→ DESCRIPTION OF THE TASK
Could you print every record below exactly as it appears?

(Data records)
= = = =

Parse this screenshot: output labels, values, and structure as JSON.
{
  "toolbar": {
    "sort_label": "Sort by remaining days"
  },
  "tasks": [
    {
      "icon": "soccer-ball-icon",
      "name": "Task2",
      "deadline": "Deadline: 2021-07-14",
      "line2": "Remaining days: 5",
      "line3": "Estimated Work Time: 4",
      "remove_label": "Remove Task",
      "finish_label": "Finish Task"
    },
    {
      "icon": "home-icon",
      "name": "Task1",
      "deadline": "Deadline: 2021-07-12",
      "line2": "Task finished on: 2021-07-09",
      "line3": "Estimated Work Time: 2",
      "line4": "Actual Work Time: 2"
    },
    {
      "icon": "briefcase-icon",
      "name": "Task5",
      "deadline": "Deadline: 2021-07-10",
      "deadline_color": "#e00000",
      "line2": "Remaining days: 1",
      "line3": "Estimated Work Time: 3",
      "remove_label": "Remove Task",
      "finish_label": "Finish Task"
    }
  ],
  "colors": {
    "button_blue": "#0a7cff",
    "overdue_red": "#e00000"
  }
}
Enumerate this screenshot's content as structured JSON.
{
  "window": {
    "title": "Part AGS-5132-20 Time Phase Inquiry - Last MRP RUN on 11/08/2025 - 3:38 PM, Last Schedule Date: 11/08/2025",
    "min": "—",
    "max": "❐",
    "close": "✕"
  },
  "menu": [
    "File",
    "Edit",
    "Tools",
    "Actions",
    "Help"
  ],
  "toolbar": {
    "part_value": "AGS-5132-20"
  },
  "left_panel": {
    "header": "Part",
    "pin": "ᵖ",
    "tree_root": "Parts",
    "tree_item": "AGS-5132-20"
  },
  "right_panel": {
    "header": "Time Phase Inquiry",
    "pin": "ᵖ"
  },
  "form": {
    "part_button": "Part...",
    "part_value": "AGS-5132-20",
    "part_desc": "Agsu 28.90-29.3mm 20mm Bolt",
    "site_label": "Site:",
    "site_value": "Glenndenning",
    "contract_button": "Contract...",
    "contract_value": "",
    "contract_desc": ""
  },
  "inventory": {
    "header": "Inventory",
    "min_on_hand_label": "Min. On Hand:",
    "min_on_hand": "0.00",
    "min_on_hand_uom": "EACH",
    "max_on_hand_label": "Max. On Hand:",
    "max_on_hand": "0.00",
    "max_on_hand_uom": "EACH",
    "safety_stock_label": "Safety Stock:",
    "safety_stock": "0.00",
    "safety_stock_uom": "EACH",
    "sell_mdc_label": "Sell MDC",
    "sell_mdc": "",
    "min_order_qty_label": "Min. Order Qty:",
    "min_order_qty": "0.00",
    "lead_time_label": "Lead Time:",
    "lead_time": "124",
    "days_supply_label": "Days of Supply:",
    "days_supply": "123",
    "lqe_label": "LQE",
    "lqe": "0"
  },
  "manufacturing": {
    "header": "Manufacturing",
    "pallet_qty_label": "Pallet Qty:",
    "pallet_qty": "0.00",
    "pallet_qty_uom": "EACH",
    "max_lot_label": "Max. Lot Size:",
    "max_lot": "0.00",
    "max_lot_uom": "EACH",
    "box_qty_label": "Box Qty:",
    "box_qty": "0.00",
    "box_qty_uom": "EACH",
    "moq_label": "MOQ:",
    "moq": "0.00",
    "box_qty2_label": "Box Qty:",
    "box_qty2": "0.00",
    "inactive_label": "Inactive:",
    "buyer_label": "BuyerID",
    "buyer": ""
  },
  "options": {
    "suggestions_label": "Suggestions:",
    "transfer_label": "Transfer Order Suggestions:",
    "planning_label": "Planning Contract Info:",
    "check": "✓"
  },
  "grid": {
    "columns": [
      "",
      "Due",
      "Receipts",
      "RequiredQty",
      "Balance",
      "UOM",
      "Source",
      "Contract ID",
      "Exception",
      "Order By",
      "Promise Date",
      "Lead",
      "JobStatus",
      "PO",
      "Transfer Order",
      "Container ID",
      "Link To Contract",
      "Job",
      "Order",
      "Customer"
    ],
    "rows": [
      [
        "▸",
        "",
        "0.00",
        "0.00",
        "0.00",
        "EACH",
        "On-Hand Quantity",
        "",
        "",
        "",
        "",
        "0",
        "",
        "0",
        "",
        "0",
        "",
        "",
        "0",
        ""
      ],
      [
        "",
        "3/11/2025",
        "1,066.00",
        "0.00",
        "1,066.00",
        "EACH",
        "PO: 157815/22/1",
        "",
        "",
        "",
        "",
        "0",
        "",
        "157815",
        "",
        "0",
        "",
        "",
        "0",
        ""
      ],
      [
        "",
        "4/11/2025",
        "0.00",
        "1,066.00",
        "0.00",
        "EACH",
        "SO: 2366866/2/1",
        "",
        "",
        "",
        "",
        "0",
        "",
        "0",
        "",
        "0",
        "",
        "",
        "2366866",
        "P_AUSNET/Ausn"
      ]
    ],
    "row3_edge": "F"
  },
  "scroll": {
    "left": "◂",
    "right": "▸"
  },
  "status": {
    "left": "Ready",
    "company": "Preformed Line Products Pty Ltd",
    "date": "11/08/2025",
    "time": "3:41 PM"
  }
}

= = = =

→ EXERCISE RESULT
Parse this screenshot: output labels, values, and structure as JSON.
{
  "toolbar": {
    "sort_label": "Sort by remaining days"
  },
  "tasks": [
    {
      "icon": "soccer-ball-icon",
      "name": "Task2",
      "deadline": "Deadline: 2021-07-14",
      "line2": "Remaining days: 5",
      "line3": "Estimated Work Time: 4",
      "remove_label": "Remove Task",
      "finish_label": "Finish Task"
    },
    {
      "icon": "home-icon",
      "name": "Task1",
      "deadline": "Deadline: 2021-07-12",
      "line2": "Task finished on: 2021-07-09",
      "line3": "Estimated Work Time: 2",
      "line4": "Actual Work Time: 2"
    },
    {
      "icon": "briefcase-icon",
      "name": "Task5",
      "deadline": "Deadline: 2021-07-10",
      "deadline_color": "#e00000",
      "line2": "Remaining days: 1",
      "line3": "Estimated Work Time: 3",
      "remove_label": "Remove Task",
      "finish_label": "Finish Task"
    }
  ],
  "colors": {
    "button_blue": "#0a7cff",
    "overdue_red": "#e00000"
  }
}
Enumerate this screenshot's content as structured JSON.
{
  "window": {
    "title": "Part AGS-5132-20 Time Phase Inquiry - Last MRP RUN on 11/08/2025 - 3:38 PM, Last Schedule Date: 11/08/2025",
    "min": "—",
    "max": "❐",
    "close": "✕"
  },
  "menu": [
    "File",
    "Edit",
    "Tools",
    "Actions",
    "Help"
  ],
  "toolbar": {
    "part_value": "AGS-5132-20"
  },
  "left_panel": {
    "header": "Part",
    "pin": "ᵖ",
    "tree_root": "Parts",
    "tree_item": "AGS-5132-20"
  },
  "right_panel": {
    "header": "Time Phase Inquiry",
    "pin": "ᵖ"
  },
  "form": {
    "part_button": "Part...",
    "part_value": "AGS-5132-20",
    "part_desc": "Agsu 28.90-29.3mm 20mm Bolt",
    "site_label": "Site:",
    "site_value": "Glenndenning",
    "contract_button": "Contract...",
    "contract_value": "",
    "contract_desc": ""
  },
  "inventory": {
    "header": "Inventory",
    "min_on_hand_label": "Min. On Hand:",
    "min_on_hand": "0.00",
    "min_on_hand_uom": "EACH",
    "max_on_hand_label": "Max. On Hand:",
    "max_on_hand": "0.00",
    "max_on_hand_uom": "EACH",
    "safety_stock_label": "Safety Stock:",
    "safety_stock": "0.00",
    "safety_stock_uom": "EACH",
    "sell_mdc_label": "Sell MDC",
    "sell_mdc": "",
    "min_order_qty_label": "Min. Order Qty:",
    "min_order_qty": "0.00",
    "lead_time_label": "Lead Time:",
    "lead_time": "124",
    "days_supply_label": "Days of Supply:",
    "days_supply": "123",
    "lqe_label": "LQE",
    "lqe": "0"
  },
  "manufacturing": {
    "header": "Manufacturing",
    "pallet_qty_label": "Pallet Qty:",
    "pallet_qty": "0.00",
    "pallet_qty_uom": "EACH",
    "max_lot_label": "Max. Lot Size:",
    "max_lot": "0.00",
    "max_lot_uom": "EACH",
    "box_qty_label": "Box Qty:",
    "box_qty": "0.00",
    "box_qty_uom": "EACH",
    "moq_label": "MOQ:",
    "moq": "0.00",
    "box_qty2_label": "Box Qty:",
    "box_qty2": "0.00",
    "inactive_label": "Inactive:",
    "buyer_label": "BuyerID",
    "buyer": ""
  },
  "options": {
    "suggestions_label": "Suggestions:",
    "transfer_label": "Transfer Order Suggestions:",
    "planning_label": "Planning Contract Info:",
    "check": "✓"
  },
  "grid": {
    "columns": [
      "",
      "Due",
      "Receipts",
      "RequiredQty",
      "Balance",
      "UOM",
      "Source",
      "Contract ID",
      "Exception",
      "Order By",
      "Promise Date",
      "Lead",
      "JobStatus",
      "PO",
      "Transfer Order",
      "Container ID",
      "Link To Contract",
      "Job",
      "Order",
      "Customer"
    ],
    "rows": [
      [
        "▸",
        "",
        "0.00",
        "0.00",
        "0.00",
        "EACH",
        "On-Hand Quantity",
        "",
        "",
        "",
        "",
        "0",
        "",
        "0",
        "",
        "0",
        "",
        "",
        "0",
        ""
      ],
      [
        "",
        "3/11/2025",
        "1,066.00",
        "0.00",
        "1,066.00",
        "EACH",
        "PO: 157815/22/1",
        "",
        "",
        "",
        "",
        "0",
        "",
        "157815",
        "",
        "0",
        "",
        "",
        "0",
        ""
      ],
      [
        "",
        "4/11/2025",
        "0.00",
        "1,066.00",
        "0.00",
        "EACH",
        "SO: 2366866/2/1",
        "",
        "",
        "",
        "",
        "0",
        "",
        "0",
        "",
        "0",
        "",
        "",
        "2366866",
        "P_AUSNET/Ausn"
      ]
    ],
    "row3_edge": "F"
  },
  "scroll": {
    "left": "◂",
    "right": "▸"
  },
  "status": {
    "left": "Ready",
    "company": "Preformed Line Products Pty Ltd",
    "date": "11/08/2025",
    "time": "3:41 PM"
  }
}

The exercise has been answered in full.